Forget losing weight. How about a some-more practicable New Year’s resolution, like slicing behind on swearing?
People abuse for a accumulation of reasons, including social: they wish to fit in, or seem cold or accessible. “But largely, people abuse for romantic reasons, when we knowledge clever transcient emotions: anger, fear, surprise, elation, arousal,” pronounced Benjamin Bergen, a highbrow of cognitive scholarship during a University of California, San Diego.

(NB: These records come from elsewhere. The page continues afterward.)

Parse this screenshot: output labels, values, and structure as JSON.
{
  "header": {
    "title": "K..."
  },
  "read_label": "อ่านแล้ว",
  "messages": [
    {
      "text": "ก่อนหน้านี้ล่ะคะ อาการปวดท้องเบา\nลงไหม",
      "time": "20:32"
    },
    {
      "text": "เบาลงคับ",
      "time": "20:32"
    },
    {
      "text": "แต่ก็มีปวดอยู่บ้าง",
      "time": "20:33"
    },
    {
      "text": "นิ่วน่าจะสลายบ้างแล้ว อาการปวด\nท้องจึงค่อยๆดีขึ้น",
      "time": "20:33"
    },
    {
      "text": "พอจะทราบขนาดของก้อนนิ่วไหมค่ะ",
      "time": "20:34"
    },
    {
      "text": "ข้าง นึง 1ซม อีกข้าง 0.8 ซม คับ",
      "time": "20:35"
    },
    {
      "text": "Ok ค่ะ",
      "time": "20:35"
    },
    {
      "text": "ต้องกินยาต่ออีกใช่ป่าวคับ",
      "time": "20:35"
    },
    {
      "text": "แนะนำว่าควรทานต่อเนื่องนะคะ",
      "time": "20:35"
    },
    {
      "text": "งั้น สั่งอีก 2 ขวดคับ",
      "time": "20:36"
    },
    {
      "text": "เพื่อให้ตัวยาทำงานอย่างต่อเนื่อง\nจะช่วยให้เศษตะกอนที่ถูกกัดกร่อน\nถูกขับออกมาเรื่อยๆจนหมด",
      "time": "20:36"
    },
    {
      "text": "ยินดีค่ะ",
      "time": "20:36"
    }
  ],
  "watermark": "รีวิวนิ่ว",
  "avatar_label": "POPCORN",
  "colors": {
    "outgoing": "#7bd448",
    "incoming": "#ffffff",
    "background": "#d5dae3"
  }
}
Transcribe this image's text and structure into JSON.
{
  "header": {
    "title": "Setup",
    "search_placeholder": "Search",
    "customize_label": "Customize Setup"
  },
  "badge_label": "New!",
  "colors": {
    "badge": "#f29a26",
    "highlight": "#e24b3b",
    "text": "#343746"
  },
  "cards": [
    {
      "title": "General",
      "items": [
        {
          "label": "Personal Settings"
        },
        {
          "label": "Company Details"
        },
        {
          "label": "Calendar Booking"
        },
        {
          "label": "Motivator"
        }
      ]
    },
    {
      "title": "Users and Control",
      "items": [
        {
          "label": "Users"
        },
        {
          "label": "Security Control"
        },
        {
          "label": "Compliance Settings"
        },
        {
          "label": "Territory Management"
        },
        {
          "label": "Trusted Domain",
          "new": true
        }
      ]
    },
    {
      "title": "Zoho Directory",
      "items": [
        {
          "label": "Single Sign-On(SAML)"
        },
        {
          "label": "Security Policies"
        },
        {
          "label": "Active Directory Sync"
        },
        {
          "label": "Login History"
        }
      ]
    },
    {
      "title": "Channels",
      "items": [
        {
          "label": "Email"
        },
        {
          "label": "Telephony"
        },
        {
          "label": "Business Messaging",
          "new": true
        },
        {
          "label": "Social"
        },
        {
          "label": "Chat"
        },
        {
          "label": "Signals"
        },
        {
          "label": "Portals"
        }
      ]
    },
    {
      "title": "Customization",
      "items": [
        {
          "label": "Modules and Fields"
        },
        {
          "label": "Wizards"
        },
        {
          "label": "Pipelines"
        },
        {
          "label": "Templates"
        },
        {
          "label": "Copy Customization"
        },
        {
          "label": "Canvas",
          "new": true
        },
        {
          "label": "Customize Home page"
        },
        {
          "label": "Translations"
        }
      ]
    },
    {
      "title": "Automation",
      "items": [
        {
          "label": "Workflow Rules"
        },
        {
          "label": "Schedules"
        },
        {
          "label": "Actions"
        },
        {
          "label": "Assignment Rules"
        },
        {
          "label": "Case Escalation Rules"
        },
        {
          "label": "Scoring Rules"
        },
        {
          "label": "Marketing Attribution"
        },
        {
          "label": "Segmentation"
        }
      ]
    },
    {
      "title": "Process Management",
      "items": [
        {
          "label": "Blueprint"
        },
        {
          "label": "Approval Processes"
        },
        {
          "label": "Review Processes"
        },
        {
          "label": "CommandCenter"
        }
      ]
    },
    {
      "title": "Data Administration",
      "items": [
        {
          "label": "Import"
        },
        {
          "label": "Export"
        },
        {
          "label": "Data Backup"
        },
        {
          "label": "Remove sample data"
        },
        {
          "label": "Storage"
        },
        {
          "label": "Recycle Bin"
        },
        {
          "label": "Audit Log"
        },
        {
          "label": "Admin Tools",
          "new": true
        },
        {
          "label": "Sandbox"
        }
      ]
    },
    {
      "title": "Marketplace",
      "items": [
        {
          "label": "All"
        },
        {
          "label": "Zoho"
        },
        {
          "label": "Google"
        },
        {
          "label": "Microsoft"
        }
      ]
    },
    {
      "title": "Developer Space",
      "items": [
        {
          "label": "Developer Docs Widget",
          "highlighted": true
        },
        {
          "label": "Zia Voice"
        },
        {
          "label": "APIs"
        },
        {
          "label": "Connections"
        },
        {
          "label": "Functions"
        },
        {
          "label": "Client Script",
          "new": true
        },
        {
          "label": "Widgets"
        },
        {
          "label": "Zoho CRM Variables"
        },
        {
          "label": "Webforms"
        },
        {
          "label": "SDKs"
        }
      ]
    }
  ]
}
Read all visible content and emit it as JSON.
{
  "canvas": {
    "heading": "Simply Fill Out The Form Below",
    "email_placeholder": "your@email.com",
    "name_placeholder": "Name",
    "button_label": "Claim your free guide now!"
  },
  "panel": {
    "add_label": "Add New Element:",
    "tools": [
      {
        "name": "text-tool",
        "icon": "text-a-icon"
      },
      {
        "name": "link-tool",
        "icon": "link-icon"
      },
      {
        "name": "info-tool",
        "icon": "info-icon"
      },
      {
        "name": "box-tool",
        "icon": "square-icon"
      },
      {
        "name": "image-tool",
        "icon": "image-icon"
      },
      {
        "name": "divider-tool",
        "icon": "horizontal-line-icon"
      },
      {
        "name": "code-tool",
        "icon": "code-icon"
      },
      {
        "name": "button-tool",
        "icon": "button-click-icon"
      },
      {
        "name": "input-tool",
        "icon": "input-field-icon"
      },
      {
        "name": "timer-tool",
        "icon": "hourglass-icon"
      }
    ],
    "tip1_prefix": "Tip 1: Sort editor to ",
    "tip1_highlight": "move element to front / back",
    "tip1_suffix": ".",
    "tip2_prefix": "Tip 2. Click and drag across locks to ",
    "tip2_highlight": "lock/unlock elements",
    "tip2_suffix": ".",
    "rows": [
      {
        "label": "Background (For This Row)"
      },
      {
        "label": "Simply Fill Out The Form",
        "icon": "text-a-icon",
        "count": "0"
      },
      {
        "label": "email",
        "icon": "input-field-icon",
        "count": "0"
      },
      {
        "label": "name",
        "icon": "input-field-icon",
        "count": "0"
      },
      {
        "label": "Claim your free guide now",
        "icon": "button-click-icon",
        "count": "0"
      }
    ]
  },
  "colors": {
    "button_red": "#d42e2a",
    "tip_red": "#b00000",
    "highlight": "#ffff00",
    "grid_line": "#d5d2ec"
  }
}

One reason it can be tough for people to stop regulating swear difference has to do with a partial of a mind that kicks in during super-charged moments. Bergen says many denunciation is processed in a intelligent cortex, though when you’re experiencing a clever emotion, a snail-shaped fundamental ganglia helps we confirm what movement to perform. For some people, it’s to use banned words.
But how to stop?
NPR’s All Things Considered is looking for your ideas about how to quell this habit. Specifically, we need your substitutions for swear words. Do we have some go-to phrases that are only as gratifying – like “Biscuits!” “Butterball!” and “O, Columbo!”?
Send them to NPRcrowdsource@NPR.org.